Show every line of the material that follows in which the word "Renner" occurs.

The data:
▬▬▬▬▬▬
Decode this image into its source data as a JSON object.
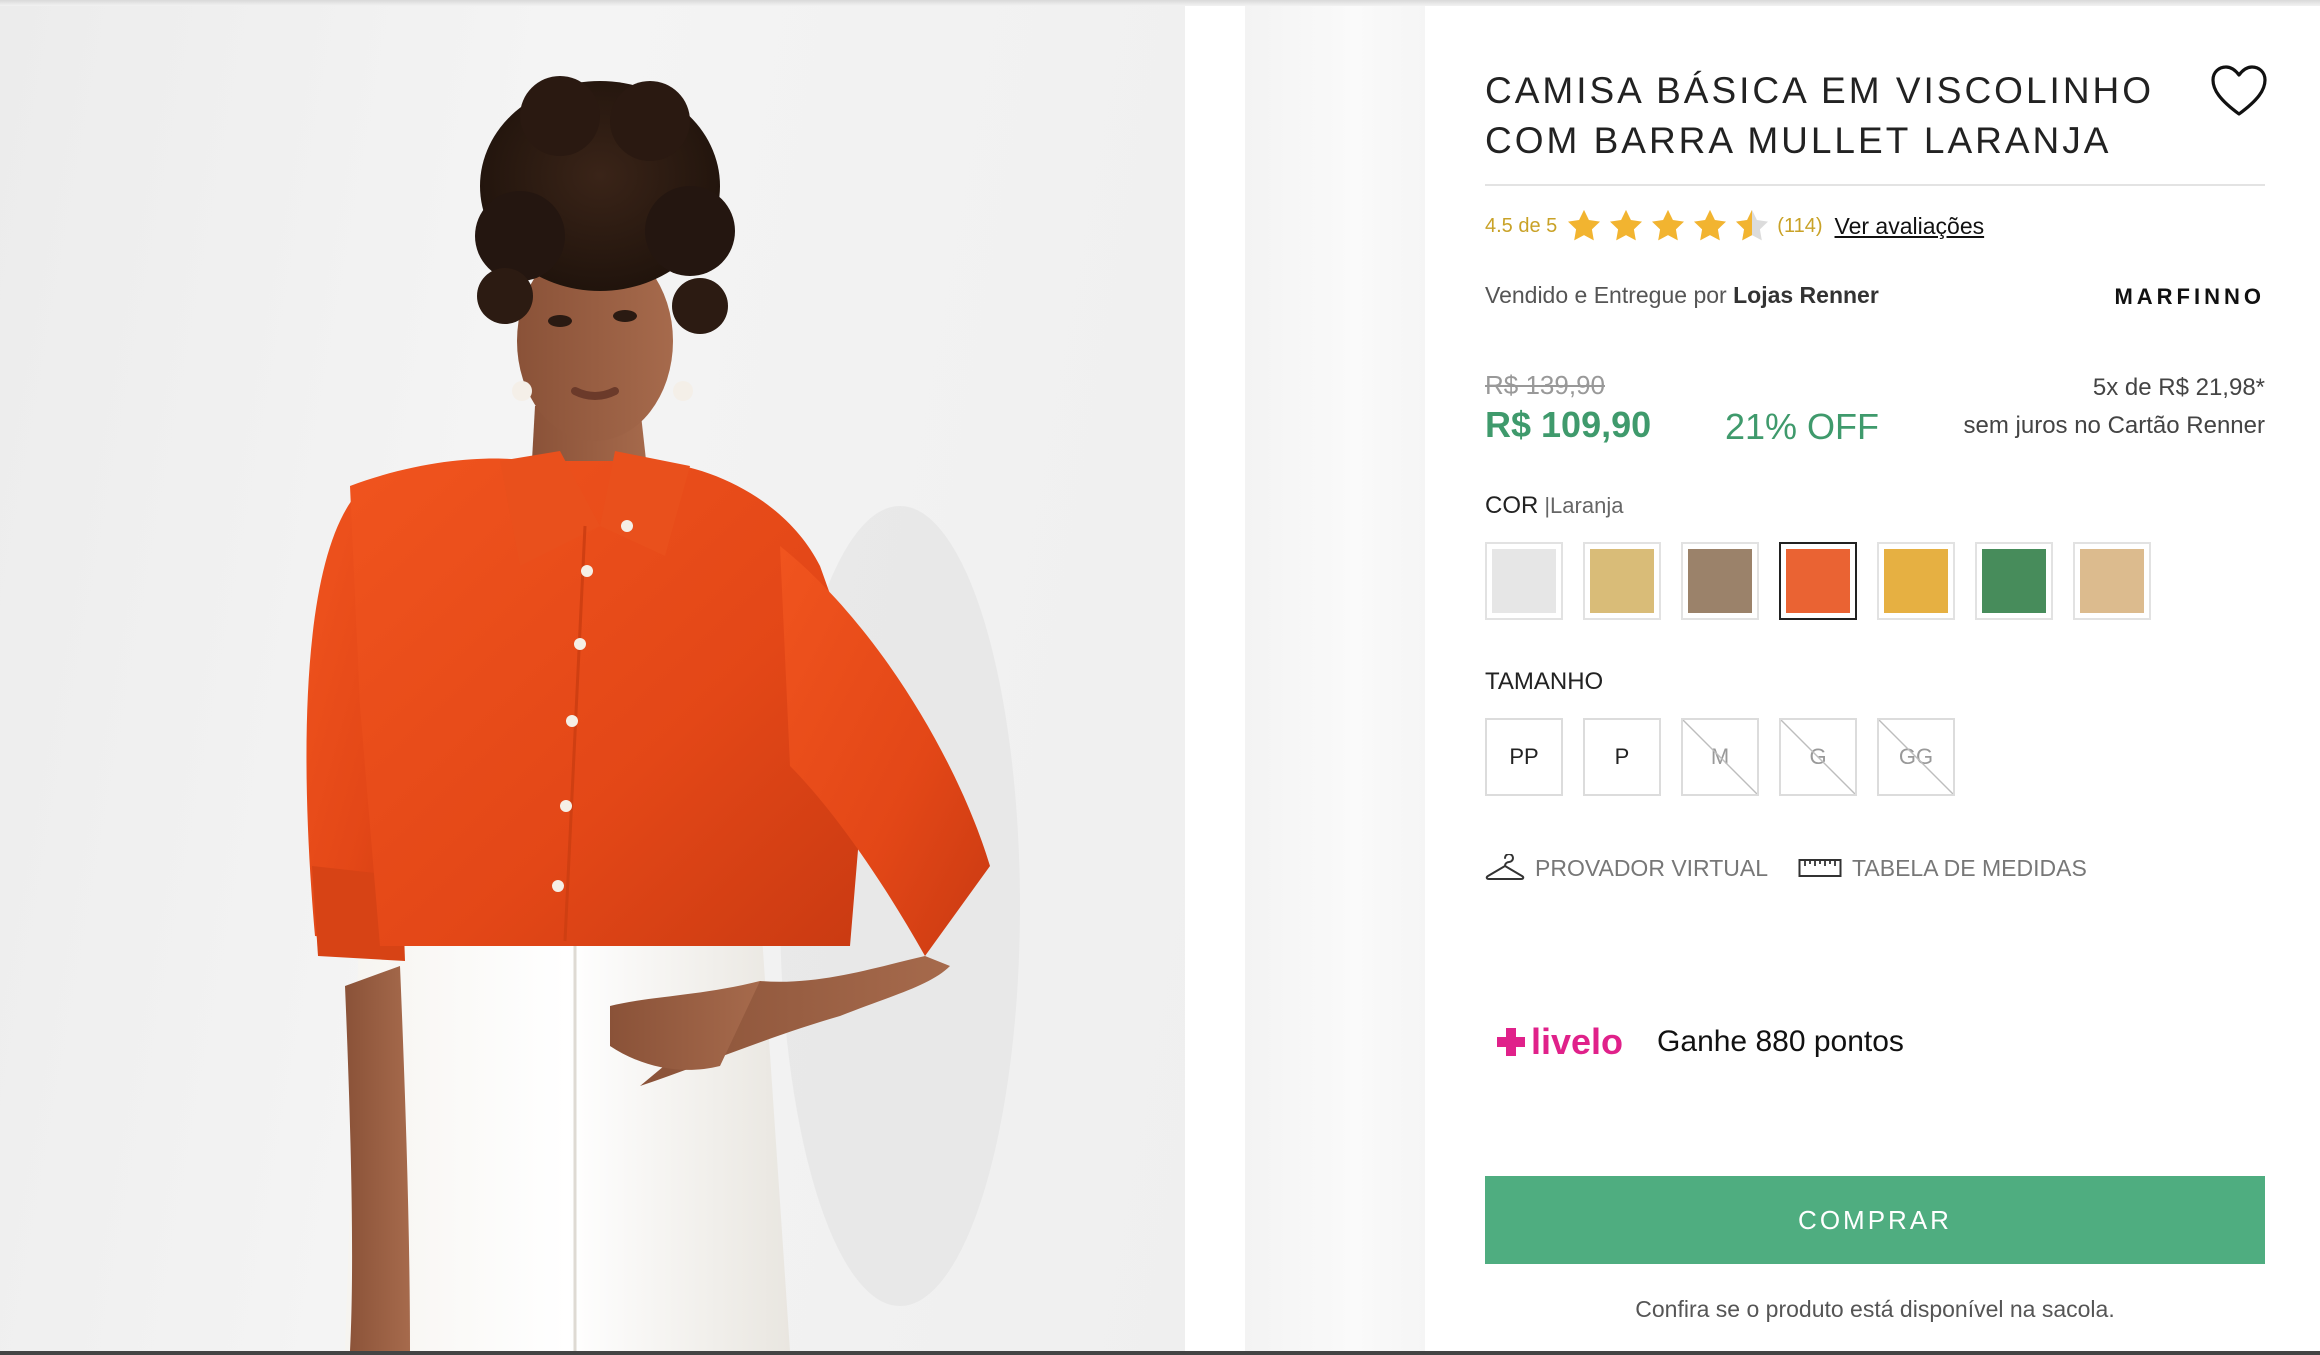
{
  "product": {
    "title": "CAMISA BÁSICA EM VISCOLINHO\nCOM BARRA MULLET LARANJA",
    "rating_text": "4.5 de 5",
    "rating_value": 4.5,
    "rating_max": 5,
    "review_count": "(114)",
    "reviews_link": "Ver avaliações",
    "seller_prefix": "Vendido e Entregue por",
    "seller_name": "Lojas Renner",
    "brand": "MARFINNO"
  },
  "pricing": {
    "old_price": "R$ 139,90",
    "price": "R$ 109,90",
    "discount": "21% OFF",
    "installments": "5x de R$ 21,98*",
    "installments_note": "sem juros no Cartão Renner"
  },
  "color": {
    "label": "COR",
    "selected_label": "|Laranja",
    "swatches": [
      {
        "color": "#e6e6e6"
      },
      {
        "color": "#d9bc78"
      },
      {
        "color": "#9b826a"
      },
      {
        "color": "#ea6333",
        "selected": true
      },
      {
        "color": "#e6b042"
      },
      {
        "color": "#478c5b"
      },
      {
        "color": "#dcbb8e"
      }
    ]
  },
  "size": {
    "label": "TAMANHO",
    "options": [
      {
        "label": "PP",
        "available": true
      },
      {
        "label": "P",
        "available": true
      },
      {
        "label": "M",
        "available": false
      },
      {
        "label": "G",
        "available": false
      },
      {
        "label": "GG",
        "available": false
      }
    ]
  },
  "tools": {
    "virtual_fitting": "PROVADOR VIRTUAL",
    "size_chart": "TABELA DE MEDIDAS"
  },
  "loyalty": {
    "logo_text": "livelo",
    "points": "Ganhe 880 pontos"
  },
  "actions": {
    "buy": "COMPRAR",
    "availability_note": "Confira se o produto está disponível na sacola."
  },
  "colors": {
    "accent_green": "#4fad80",
    "price_green": "#3f9a6c",
    "rating_gold": "#f2b430",
    "livelo_pink": "#e0218a"
  }
}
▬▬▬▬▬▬
Completed task:
    "seller_name": "Lojas Renner",
    "installments_note": "sem juros no Cartão Renner"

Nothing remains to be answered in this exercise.